I don't know if this qualifies as a big box or not, but the parking was unobtrusive, at least from the street I was driving on. A google earth search confirms that there aren't more than 150 spaces in the whole lot (probably comparable to the number used at any one time by the Fresh Market in Eastgate). I gather that this is a rather upscale chain. Am I being overly optimistic that the demographics (1.5 miles from Chicasaw Gardens and Hein Park, 1 mile from Cooper Young, Evergreen, and Central Gardens, less from Tucker-Jefferson, Morningside Park, and the areas on the west side of East Parkway) could support a small to medium-sized upscale grocery store?

11:05 AM  
Anonymous Anonymous said...

http://www.harristeeter.com/images/about_us/
pressroom/mediagallery/STF003a.jpg

Sorry about the link above, try pasting this somehow.

11:06 AM  
Blogger Jude Tennessee said...

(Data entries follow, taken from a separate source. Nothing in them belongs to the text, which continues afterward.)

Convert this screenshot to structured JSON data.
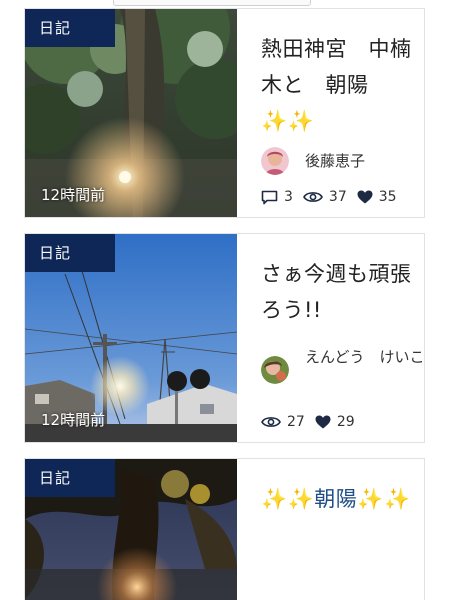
{
  "cards": [
    {
      "badge": "日記",
      "time": "12時間前",
      "title": "熱田神宮　中楠木と　朝陽✨✨",
      "author": "後藤恵子",
      "comments": "3",
      "views": "37",
      "likes": "35"
    },
    {
      "badge": "日記",
      "time": "12時間前",
      "title": "さぁ今週も頑張ろう!!",
      "author": "えんどう　けいこ",
      "views": "27",
      "likes": "29"
    },
    {
      "badge": "日記",
      "title": "✨✨朝陽✨✨"
    }
  ],
  "colors": {
    "badge_bg": "#0f2756",
    "link_title": "#1f4f86",
    "icon": "#1e2a44"
  }
}
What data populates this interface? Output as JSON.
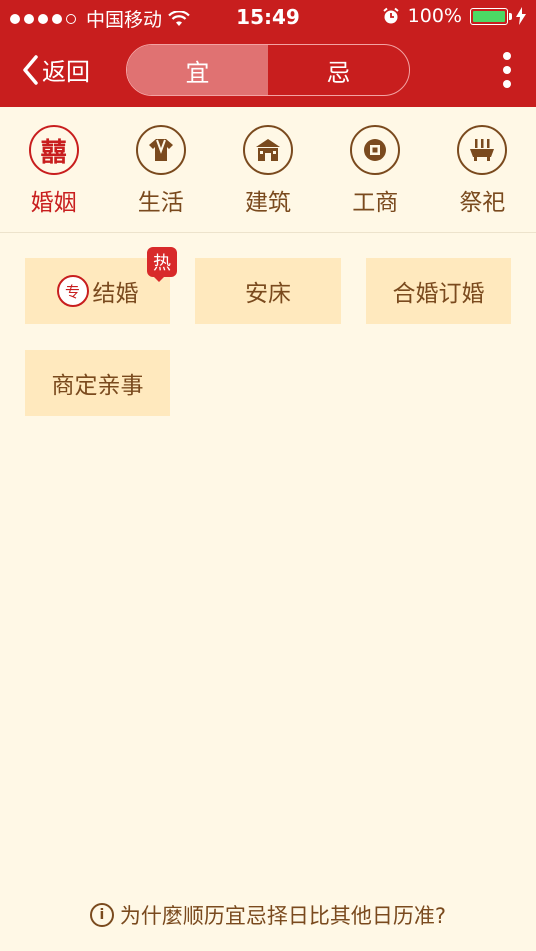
{
  "status_bar": {
    "carrier": "中国移动",
    "time": "15:49",
    "battery": "100%",
    "battery_level": 1.0,
    "signal_bars": 4
  },
  "nav": {
    "back_label": "返回",
    "segments": [
      {
        "label": "宜",
        "active": true
      },
      {
        "label": "忌",
        "active": false
      }
    ]
  },
  "categories": [
    {
      "label": "婚姻",
      "icon": "double-happiness-icon",
      "glyph": "囍",
      "active": true
    },
    {
      "label": "生活",
      "icon": "clothing-icon",
      "glyph": "",
      "active": false
    },
    {
      "label": "建筑",
      "icon": "house-icon",
      "glyph": "",
      "active": false
    },
    {
      "label": "工商",
      "icon": "coin-icon",
      "glyph": "",
      "active": false
    },
    {
      "label": "祭祀",
      "icon": "incense-burner-icon",
      "glyph": "",
      "active": false
    }
  ],
  "tags": [
    {
      "label": "结婚",
      "badge": "热",
      "icon_glyph": "专"
    },
    {
      "label": "安床"
    },
    {
      "label": "合婚订婚"
    },
    {
      "label": "商定亲事"
    }
  ],
  "footer": {
    "info_glyph": "i",
    "text": "为什麼顺历宜忌择日比其他日历准?"
  },
  "colors": {
    "header": "#C81E1E",
    "background": "#FFF8E6",
    "tag_background": "#FFE9BE",
    "brown": "#7A4A1E"
  }
}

An obviously drunk patron was served additional beverages here one night 15 or 20 years ago and died in a wreck on the way home. His parents sued the owners and won. It has been tied up in the lawsuit ever since and the owners continue to evade judgement and pay the taxes. I don;t know how long the statue holds on something like this.

6:57 PM  
Blogger gatesofmemphis said...

JT,

So the vacancy may not be Memphis retail dysfunctional, but Memphis legal dysfunctional.

the legend (and curse) grows.

7:44 PM  
Anonymous Anonymous said...

I had heard that the reason it was empty was that the owners got a divorce, and the judge said that they would have to split profits down the middle. Or, if they sold it, they would have to split the money. Apparently, the husband said that he didn't want to share, and in spite, left it emptly

9:10 AM  
Blogger Colby said...

This comment has been removed by the author.

12:02 AM  
Anonymous Anonymous said...

First of all none of these stories are right. I know Jerry personally. There was not divorce and definitely no lawsuit! The real reason it has sat empty is really because of the state of Overton Square, yes some people have approached him about renting it, but non have presented a decent idea for the space. He has had talks with several prospective tenets recently but nothing with happen until the economy turns around. To be honest Jerry owns the real-estate tax and development firm next door and has been busy with that since the restaurant's closing.

12:03 AM  

Post a Comment

<< Home